SOURCES: Michael Kofler, Ph.D., licensed clinical psychologist and assistant professor, psychology, Florida State University, Tallahassee; Trevor Resnick, M.D., pediatric neurologist, Nicklaus Children's Hospital, Miami; Feb. 22, 2016, Journal of Attention Disorders
MONDAY, Feb. 29, 2016 (HealthDay News) -- Students who have attention deficit hyperactivity disorder (ADHD) often get into trouble for fidgeting in the classroom, but that fidgeting may help them learn, new research suggests.
"The prevailing view has been and continues to be that hyperactivity is a core deficit in ADHD," said study author Michael Kofler, an assistant professor of psychology at Florida State University in Tallahassee. "When we think of it as a deficit, we are saying it's a bad thing and it's interfering [with schoolwork]. Our work has been challenging that thought."
Kofler's team gave 25 boys and girls with ADHD, aged 8 to 12, a series of working memory tasks, observing the amount of fidgeting as the children did them. In one set, the students had to remember where a series of dots appeared on a screen and then reorder them mentally, based on color. They had to then remember a series of numbers and letters, mentally reordering them, numbers first from smallest to biggest, then the letters.
In the easier test of dots on a screen, the children knew in advance how many items they would have to remember. In the more difficult test, the amount of items they would have to remember was random so they didn't know in advance how many items they would have to remember.

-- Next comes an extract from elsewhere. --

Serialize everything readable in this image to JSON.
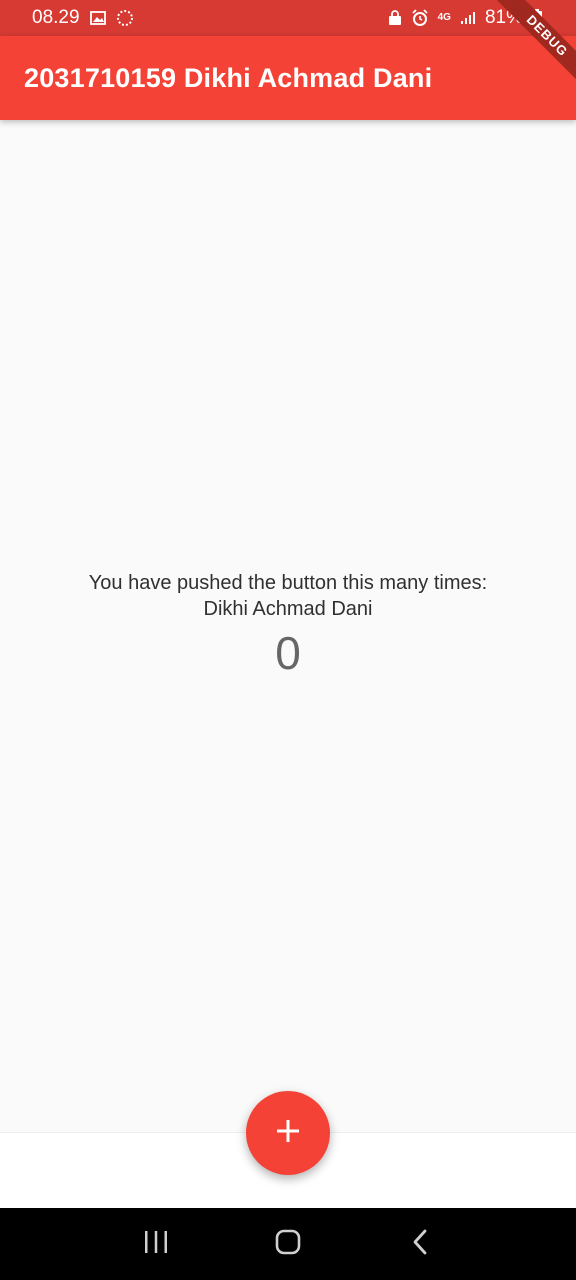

The children fidgeted during all the tests, but fidgeted about 25 percent more when they couldn't predict how many items they would have to remember. The tests were alike in every other way, so Kofler said this shows that demands on working memory affect the level of hyperactivity in ADHD students.
The fidgeting may increase "physiological arousal," Kofler speculated, similar to what stimulant medication does for a child with the disorder. But the study didn't prove that point, he said, and the researchers don't know if the kids were fidgeting on purpose.
The study was published online this month in the Journal of Attention Disorders.
The findings echo some from a study published last year from the University of California, Davis. Researchers there looked at 26 children with ADHD and 18 without. They found that when the children with ADHD fidgeted more, they did better on a test. Fidgeting among kids without ADHD had no effect on test performance.
Dr. Trevor Resnick, a pediatric neurologist at Nicklaus Children's Hospital in Miami, said, "We've known [intuitively] for many years that kids with ADHD often do better when they are fidgeting."
However, Resnick said, the interpretation of why they fidgeted more has not been proven. "We don't know whether they do it to help or because they are anxious, or whether it is helping," he said.
Kofler agreed, saying his team next plans research "to link the movement with the arousal and the performance, to see if we are right about that is why the movement is helpful."
Meanwhile, until more is known, students with ADHD should not have free rein to do what they want in the classroom, Kofler said.
But the new study does suggest that teachers and parents should focus less on whether a child is sitting still and more on whether the work is getting done, regardless of the movement level, he said.
To learn more about ADHD, visit U.S. Centers for Disease Control and Prevention.